> **EXERCISE**
Locate and copy each line in the data that contains the word "Rock".

> **Entries from a dataset of interfaces**
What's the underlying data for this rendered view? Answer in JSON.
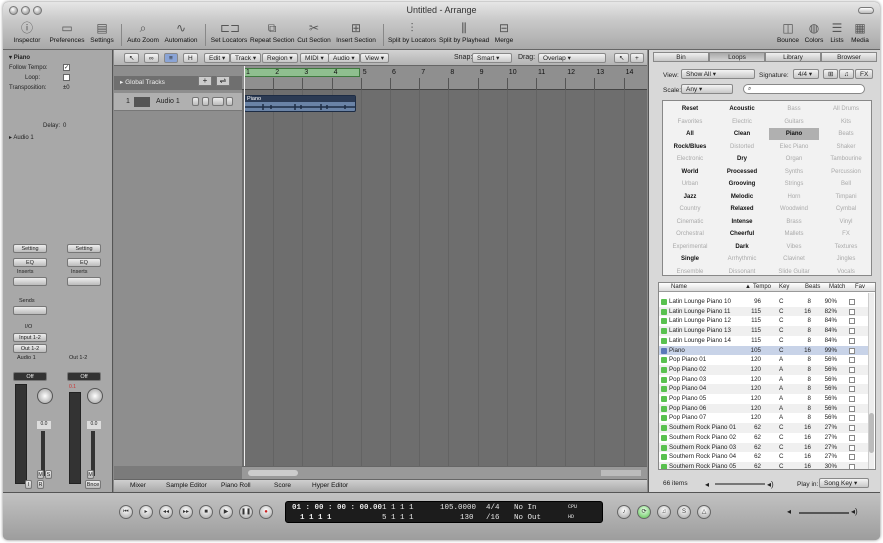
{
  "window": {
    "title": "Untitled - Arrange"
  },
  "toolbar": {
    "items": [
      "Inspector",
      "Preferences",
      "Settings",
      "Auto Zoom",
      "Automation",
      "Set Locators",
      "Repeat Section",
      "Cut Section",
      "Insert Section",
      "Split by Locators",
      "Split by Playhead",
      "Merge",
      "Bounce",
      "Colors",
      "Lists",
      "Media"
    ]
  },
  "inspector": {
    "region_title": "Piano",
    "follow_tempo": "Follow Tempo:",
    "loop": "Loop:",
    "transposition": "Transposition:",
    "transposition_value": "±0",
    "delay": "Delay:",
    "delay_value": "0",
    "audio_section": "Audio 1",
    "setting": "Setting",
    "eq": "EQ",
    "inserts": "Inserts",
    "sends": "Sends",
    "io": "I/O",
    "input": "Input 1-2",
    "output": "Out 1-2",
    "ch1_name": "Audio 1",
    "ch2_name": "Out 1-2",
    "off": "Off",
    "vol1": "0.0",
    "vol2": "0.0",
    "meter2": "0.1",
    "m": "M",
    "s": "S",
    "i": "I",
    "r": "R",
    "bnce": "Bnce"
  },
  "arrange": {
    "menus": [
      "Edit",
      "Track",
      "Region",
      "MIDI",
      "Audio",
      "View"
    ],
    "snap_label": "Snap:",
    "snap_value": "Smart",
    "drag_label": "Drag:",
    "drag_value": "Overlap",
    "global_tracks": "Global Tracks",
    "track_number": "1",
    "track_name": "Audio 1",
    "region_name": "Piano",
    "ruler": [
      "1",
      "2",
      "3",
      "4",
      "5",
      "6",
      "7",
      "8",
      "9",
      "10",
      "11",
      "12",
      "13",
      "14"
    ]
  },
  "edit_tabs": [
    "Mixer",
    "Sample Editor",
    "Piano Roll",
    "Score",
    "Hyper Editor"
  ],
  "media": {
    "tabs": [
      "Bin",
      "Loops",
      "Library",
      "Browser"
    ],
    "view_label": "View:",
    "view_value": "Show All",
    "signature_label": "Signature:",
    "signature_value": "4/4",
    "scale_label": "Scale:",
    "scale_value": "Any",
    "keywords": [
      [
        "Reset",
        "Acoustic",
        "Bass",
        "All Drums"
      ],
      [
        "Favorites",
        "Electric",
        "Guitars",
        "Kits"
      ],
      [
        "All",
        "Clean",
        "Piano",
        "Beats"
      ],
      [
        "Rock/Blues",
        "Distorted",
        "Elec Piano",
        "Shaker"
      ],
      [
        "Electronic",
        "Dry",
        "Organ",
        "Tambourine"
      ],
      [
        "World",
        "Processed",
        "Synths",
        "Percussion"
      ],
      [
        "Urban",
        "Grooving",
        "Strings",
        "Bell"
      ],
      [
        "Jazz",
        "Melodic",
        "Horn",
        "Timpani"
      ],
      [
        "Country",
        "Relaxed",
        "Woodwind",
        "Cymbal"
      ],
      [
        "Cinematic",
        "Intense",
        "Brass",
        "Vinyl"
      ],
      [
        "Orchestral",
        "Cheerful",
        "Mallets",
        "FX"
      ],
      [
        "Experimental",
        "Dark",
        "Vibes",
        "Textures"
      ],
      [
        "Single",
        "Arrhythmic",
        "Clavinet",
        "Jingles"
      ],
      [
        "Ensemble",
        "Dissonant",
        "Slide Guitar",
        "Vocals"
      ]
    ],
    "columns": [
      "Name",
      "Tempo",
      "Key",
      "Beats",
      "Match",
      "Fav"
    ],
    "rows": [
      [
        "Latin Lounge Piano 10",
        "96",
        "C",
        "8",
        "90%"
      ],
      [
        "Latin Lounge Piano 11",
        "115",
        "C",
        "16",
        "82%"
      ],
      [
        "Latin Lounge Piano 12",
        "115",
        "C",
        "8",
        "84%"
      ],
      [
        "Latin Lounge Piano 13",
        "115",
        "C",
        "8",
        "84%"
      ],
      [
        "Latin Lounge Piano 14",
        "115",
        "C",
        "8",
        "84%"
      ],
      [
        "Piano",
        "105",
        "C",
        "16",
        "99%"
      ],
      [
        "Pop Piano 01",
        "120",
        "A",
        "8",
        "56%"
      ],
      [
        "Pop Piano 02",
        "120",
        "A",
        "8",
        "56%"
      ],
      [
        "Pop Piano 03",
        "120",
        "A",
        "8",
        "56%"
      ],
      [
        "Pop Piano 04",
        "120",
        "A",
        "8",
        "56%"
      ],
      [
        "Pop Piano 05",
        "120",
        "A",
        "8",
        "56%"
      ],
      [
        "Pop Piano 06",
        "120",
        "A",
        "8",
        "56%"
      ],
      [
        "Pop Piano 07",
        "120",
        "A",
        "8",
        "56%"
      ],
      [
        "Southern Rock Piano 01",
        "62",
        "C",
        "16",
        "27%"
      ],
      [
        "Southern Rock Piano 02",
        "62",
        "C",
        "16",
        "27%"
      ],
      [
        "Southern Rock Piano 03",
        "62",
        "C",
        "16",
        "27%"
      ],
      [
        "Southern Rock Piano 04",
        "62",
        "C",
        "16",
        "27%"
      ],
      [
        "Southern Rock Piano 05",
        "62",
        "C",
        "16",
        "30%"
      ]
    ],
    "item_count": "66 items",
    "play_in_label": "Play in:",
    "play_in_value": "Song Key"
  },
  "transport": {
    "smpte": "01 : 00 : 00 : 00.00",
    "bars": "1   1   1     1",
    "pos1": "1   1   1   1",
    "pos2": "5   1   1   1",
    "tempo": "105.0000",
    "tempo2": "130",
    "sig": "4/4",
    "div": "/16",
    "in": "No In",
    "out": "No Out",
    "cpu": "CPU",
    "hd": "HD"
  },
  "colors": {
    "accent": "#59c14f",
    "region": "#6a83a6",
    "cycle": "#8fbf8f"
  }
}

> **RESPONSE TO THE TASK**
        "Rock/Blues",
        "Southern Rock Piano 01",
        "Southern Rock Piano 02",
        "Southern Rock Piano 03",
        "Southern Rock Piano 04",
        "Southern Rock Piano 05",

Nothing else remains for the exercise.